The British automaker is calling the car its first ‘Hyper-GT’

This is like the Mazinkaiser to the F1’s Mazinger Z. PHOTO FROM MCLAREN

Three months after telling the world that its new hypercar would be called “Speedtail,” McLaren has finally lifted the lid on what the spiritual successor of the famous F1 road car actually looks like. Resembling the result of a love affair between a 720S and a spaceship, the new McLaren is a proper stunner, although the exterior might split opinions among fans of the brand. Bringing back the three-abreast seating position that helped make the F1 such a special machine, the Speedtail has been designed to reduce drag as much as possible. Look at it from above and you will notice its distinctive teardrop shape, while the side view fills the eye with sweeping lines and super-tight panel gaps to keep airflow smooth.

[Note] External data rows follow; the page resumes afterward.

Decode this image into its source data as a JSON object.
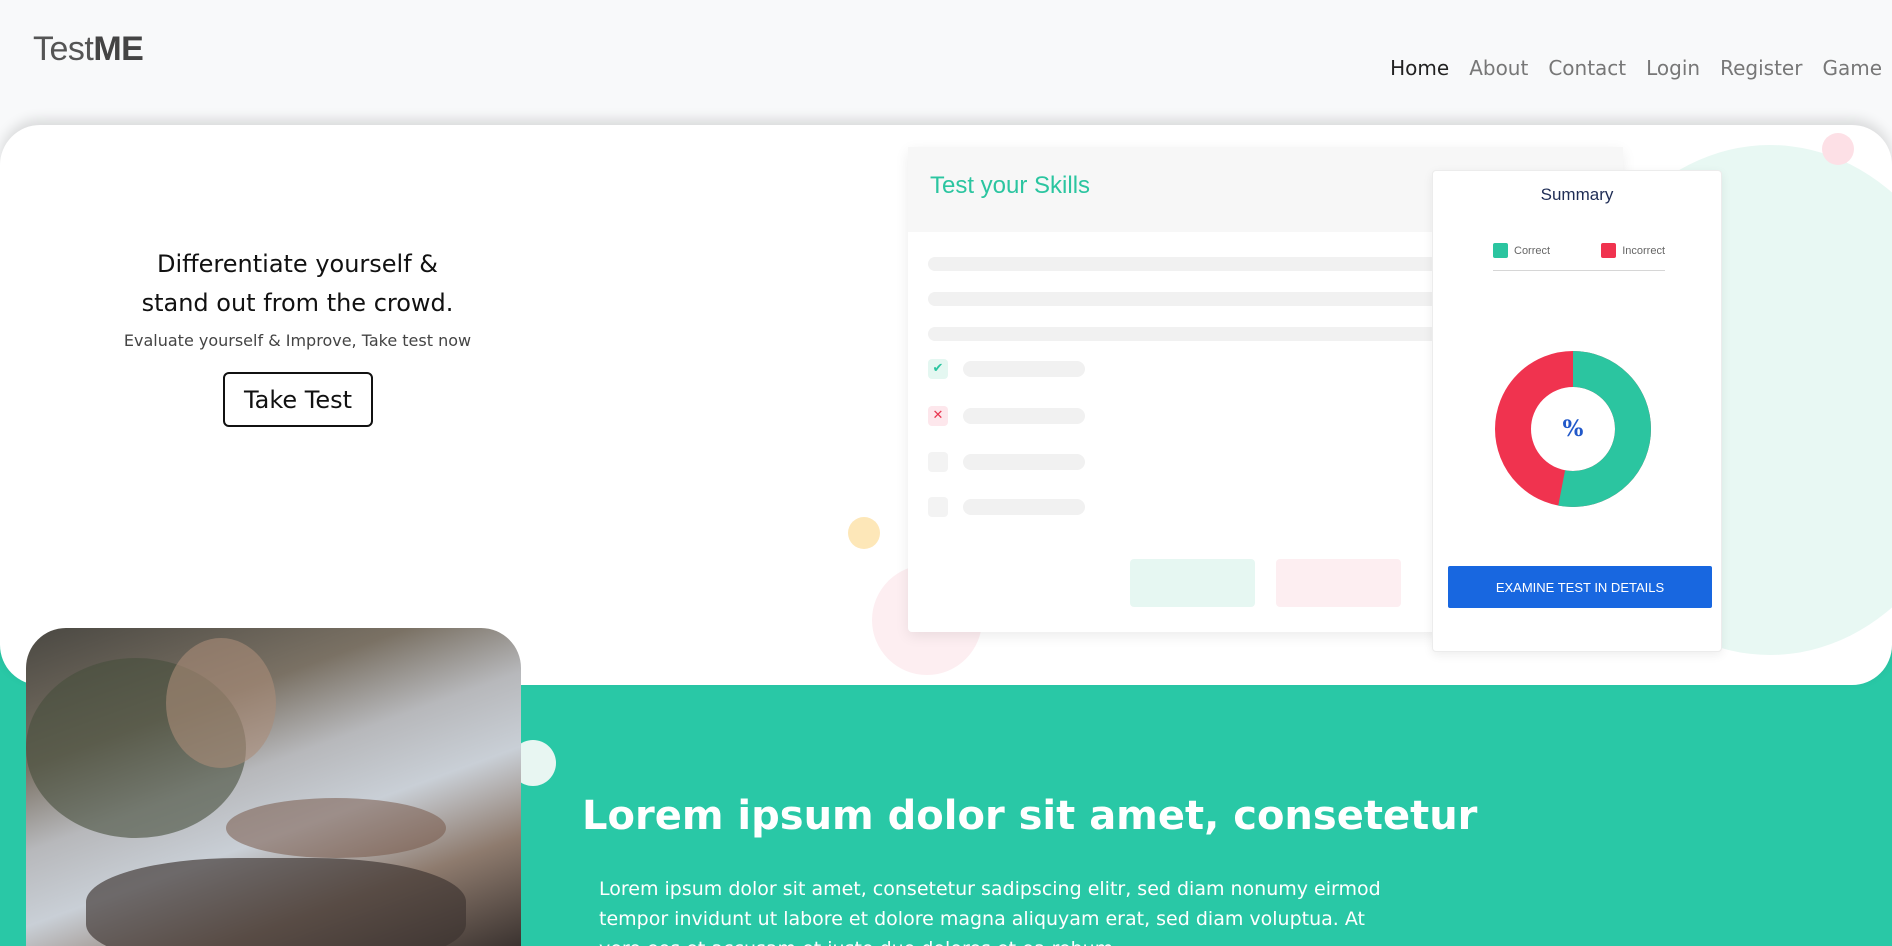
{
  "header": {
    "logo_light": "Test",
    "logo_bold": "ME",
    "nav": [
      "Home",
      "About",
      "Contact",
      "Login",
      "Register",
      "Game"
    ]
  },
  "hero": {
    "headline_line1": "Differentiate yourself &",
    "headline_line2": "stand out from the crowd.",
    "subtext": "Evaluate yourself & Improve, Take test now",
    "cta_label": "Take Test"
  },
  "test_card": {
    "title": "Test your Skills",
    "check_marks": [
      "✔",
      "✕"
    ]
  },
  "summary": {
    "title": "Summary",
    "legend": [
      {
        "label": "Correct",
        "color": "#2bc5a0"
      },
      {
        "label": "Incorrect",
        "color": "#f0334f"
      }
    ],
    "center_label": "%",
    "button_label": "EXAMINE TEST IN DETAILS",
    "correct_fraction": 0.53
  },
  "section": {
    "title": "Lorem ipsum dolor sit amet, consetetur",
    "text": "Lorem ipsum dolor sit amet, consetetur sadipscing elitr, sed diam nonumy eirmod tempor invidunt ut labore et dolore magna aliquyam erat, sed diam voluptua. At vero eos et accusam et justo duo dolores et ea rebum."
  },
  "colors": {
    "accent": "#29c8a6",
    "primary_button": "#1867e0",
    "incorrect": "#f0334f"
  }
}
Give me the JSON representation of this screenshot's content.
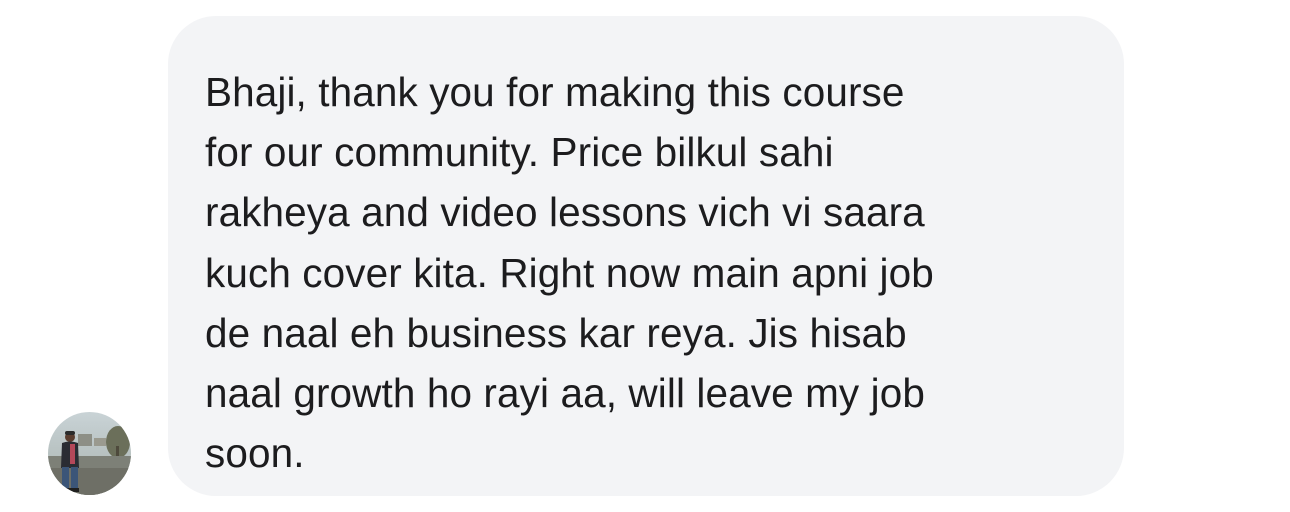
{
  "message": {
    "text": "Bhaji, thank you for making this course\nfor our community. Price bilkul sahi\nrakheya and video lessons vich vi saara\nkuch cover kita. Right now main apni job\nde naal eh business kar reya. Jis hisab\nnaal growth ho rayi aa, will leave my job\nsoon.",
    "bubble_color": "#f3f4f6",
    "text_color": "#1c1c1e"
  },
  "sender": {
    "avatar_icon": "user-avatar-photo"
  }
}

With high-tech elements like the HD cameras that serve as mirrors, this looks so sci-fi. PHOTOS FROM MCLAREN

Not only is the design innovative and extremely advanced, but the 106 lucky (and rich) future owners can also look forward to showing off a number of other clever features at their club’s Sunday-morning car meet. For starters, the car doesn’t have wing mirrors. Instead, two tiny HD cameras glide out from the doors when the car is started, with the images being projected onto two screens in the cockpit. Then there are the covers on the front wheels. Made from carbon fiber, these aerodynamic aides are incorporated into the huge 20-inch alloy rims but don’t really move with the wheels. Instead, they form a flat surface that helps to keep the car as aerodynamically optimized as possible. Finally, there’s a new take on the topic of rear spoilers. Instead of ruining the otherworldly design with a huge wing at the back, the company fitted newly developed active ailerons. These small bits of bendy carbon fiber are hydraulically actuated; they flex into shape whenever extra downforce is needed.

So, do you dig the Speedtail’s teardrop shape? Er... PHOTOS FROM MCLAREN

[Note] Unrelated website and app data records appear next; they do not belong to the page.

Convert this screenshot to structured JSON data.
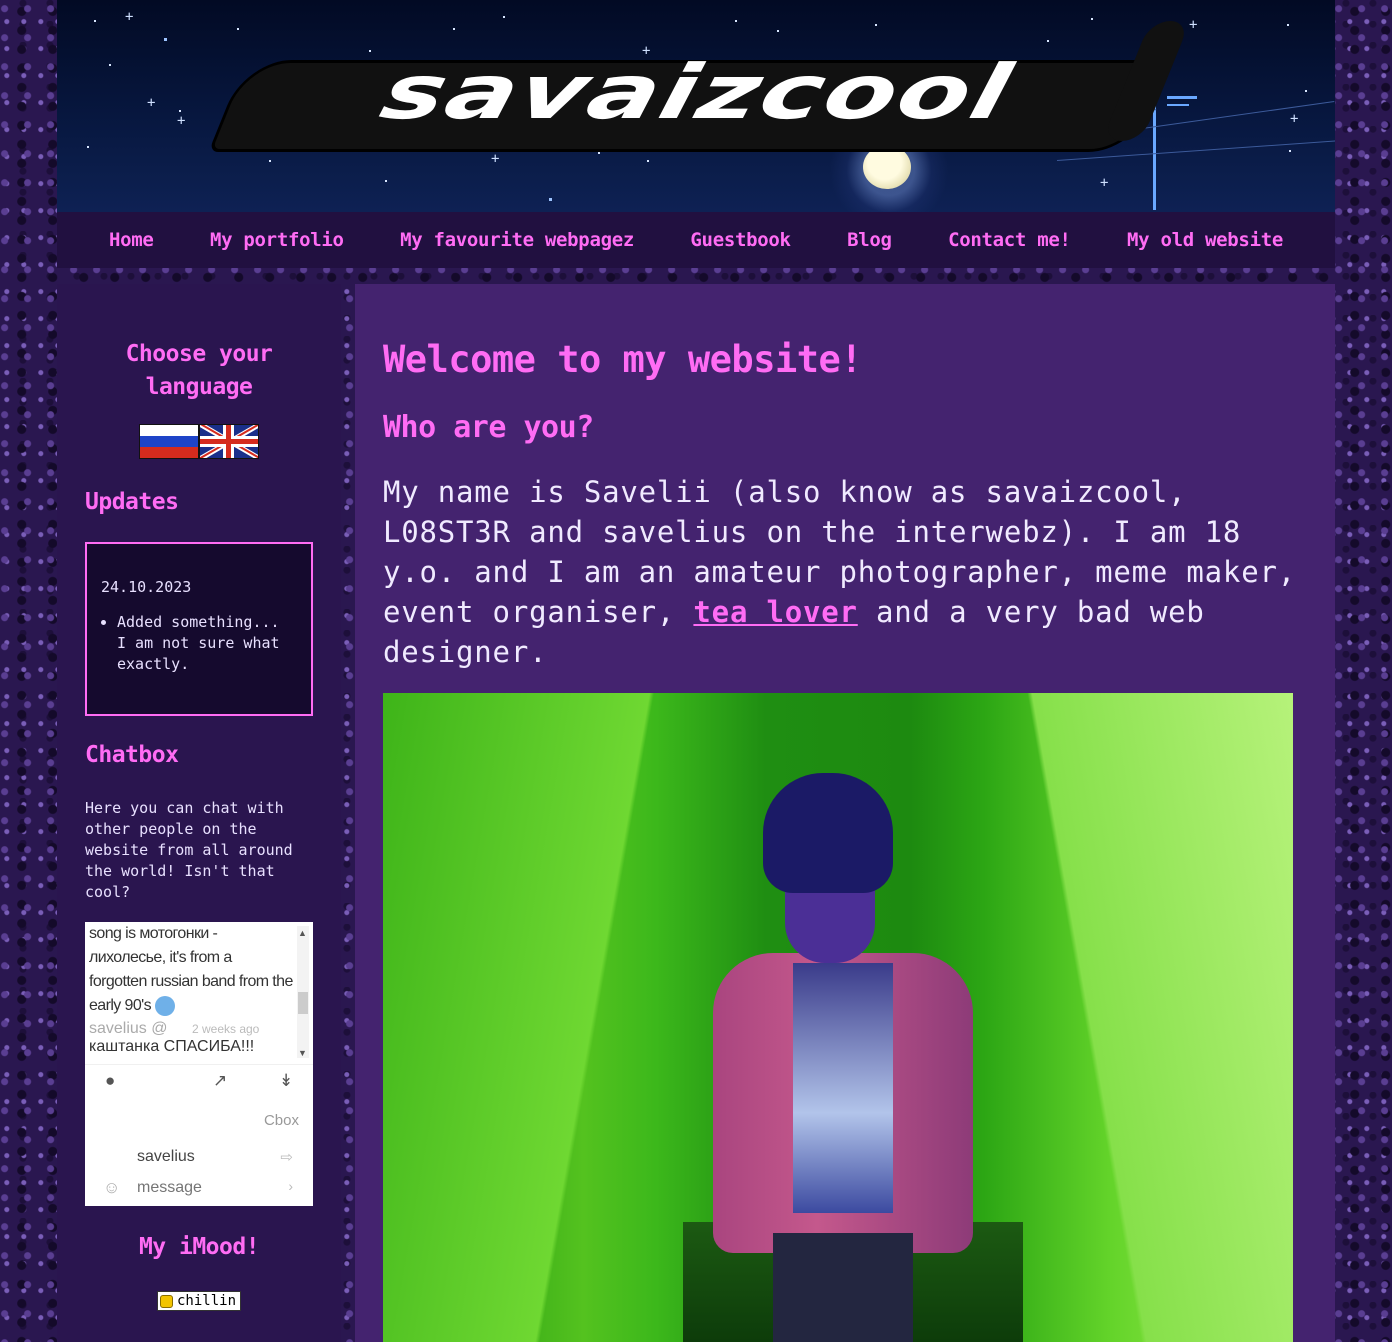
{
  "site": {
    "logo_text": "savaizcool"
  },
  "nav": {
    "items": [
      {
        "label": "Home"
      },
      {
        "label": "My portfolio"
      },
      {
        "label": "My favourite webpagez"
      },
      {
        "label": "Guestbook"
      },
      {
        "label": "Blog"
      },
      {
        "label": "Contact me!"
      },
      {
        "label": "My old website"
      }
    ]
  },
  "sidebar": {
    "language": {
      "title": "Choose your language",
      "flags": [
        {
          "icon": "flag-russia-icon"
        },
        {
          "icon": "flag-uk-icon"
        }
      ]
    },
    "updates": {
      "title": "Updates",
      "date": "24.10.2023",
      "items": [
        "Added something... I am not sure what exactly."
      ]
    },
    "chatbox": {
      "title": "Chatbox",
      "description": "Here you can chat with other people on the website from all around the world! Isn't that cool?",
      "messages": {
        "text": "song is мотогонки - лихолесье, it's from a forgotten russian band from the early 90's",
        "author": "savelius",
        "at": "@",
        "ago": "2 weeks ago",
        "next_text": "каштанка СПАСИБА!!!"
      },
      "brand": "Cbox",
      "username": "savelius",
      "message_placeholder": "message"
    },
    "imood": {
      "title": "My iMood!",
      "status": "chillin"
    }
  },
  "main": {
    "heading": "Welcome to my website!",
    "subheading": "Who are you?",
    "intro_before": "My name is Savelii (also know as savaizcool, L08ST3R and savelius on the interwebz). I am 18 y.o. and I am an amateur photographer, meme maker, event organiser, ",
    "intro_link": "tea lover",
    "intro_after": " and a very bad web designer."
  },
  "colors": {
    "accent": "#ff6cf4",
    "sidebar_bg": "#2a154f",
    "main_bg": "#44236f",
    "nav_bg": "#211040"
  }
}
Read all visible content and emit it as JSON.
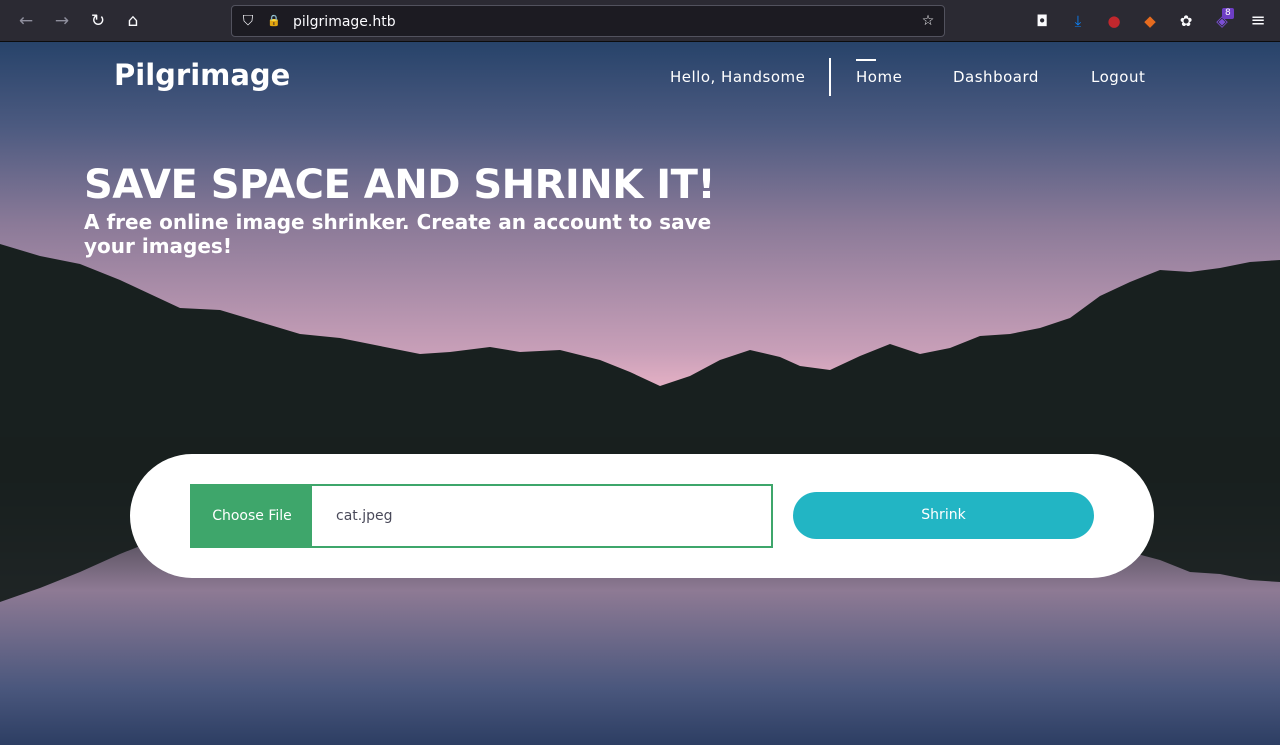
{
  "browser": {
    "url": "pilgrimage.htb",
    "back_icon": "←",
    "forward_icon": "→",
    "reload_icon": "↻",
    "home_icon": "⌂",
    "shield_icon": "⛉",
    "lock_icon": "🔒",
    "bookmark_icon": "☆",
    "pocket_icon": "◘",
    "download_icon": "⤓",
    "ublock_icon": "●",
    "fox_icon": "◆",
    "cookie_icon": "✿",
    "extension_icon": "◈",
    "extension_badge": "8",
    "menu_icon": "≡"
  },
  "site": {
    "brand": "Pilgrimage",
    "nav": {
      "greeting": "Hello, Handsome",
      "home": "Home",
      "dashboard": "Dashboard",
      "logout": "Logout"
    },
    "hero": {
      "title": "SAVE SPACE AND SHRINK IT!",
      "subtitle": "A free online image shrinker. Create an account to save your images!"
    },
    "upload": {
      "choose_label": "Choose File",
      "file_name": "cat.jpeg",
      "shrink_label": "Shrink"
    }
  },
  "colors": {
    "accent_green": "#3ea66b",
    "shrink_teal": "#22b5c4",
    "mountain": "#18201f"
  }
}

There’s no messing around when it comes to performance figures either, with this extreme machine unleashing no less than 1,064hp onto the rear wheels thanks to a hybrid setup that combines the firm’s current 4.0-liter twin-turbo V8 with electric motors. This car is so extraordinary that McLaren hasn’t even bothered to issue a 0-100km/h time yet. Instead, it gave the curious public a number for the sprint from standstill to 300km/h, and that figure stands at a mind-boggling 12.8 seconds. Top speed for the 1,430kg automobile has been set at 403km/h, making this the most powerful and fastest McLaren ever.

The hypercar has active ailerons instead of a wing. PHOTOS FROM MCLAREN

To make sure the driver doesn’t get distracted while trying to headbutt the horizon, the cockpit has been cleaned of any buttons or switches that common supercars usually have. Instead, the pilot is surrounded by a number of touch-sensitive HD displays that cover most functions from vehicle controls to infotainment. An overhead panel holds some of the core controls like the start button and one to engage Velocity mode, which readies the car for top-speed runs. There aren’t even any sun visors anymore as the whole windshield can be darkened at the flip of a switch. McLaren is also quick to point out the almost limitless customization options that include different types of leathers, fancy new paints, and even gold-, silver- or platinum-finish accessories.

Like the F1, the Speedtail has a 1+2 seat layout. PHOTOS FROM MCLAREN

Just in case you’re one of the people who won the big lottery jackpot recently and now fancy owning the Speedtail, we’re sorry to say you’re in for a disappointment. All 106 cars are already spoken for, and that’s despite a hefty base price tag of £1,750,000 (P120,000,000) before taxes. The limited number of units is a tribute to the iconic F1, of which only 106 examples were also built. It seems there will always be enough wealthy speed addicts to keep McLaren in business, and all we can do is look on and wish for a fairy-tale windfall to come our way.

Frank Schuengel

Frank is a German e-commerce executive who loves his wife, a Filipina, so much he decided to base himself in Manila. He has interesting thoughts on Philippine motoring. He writes the aptly named ‘Frankly’ column.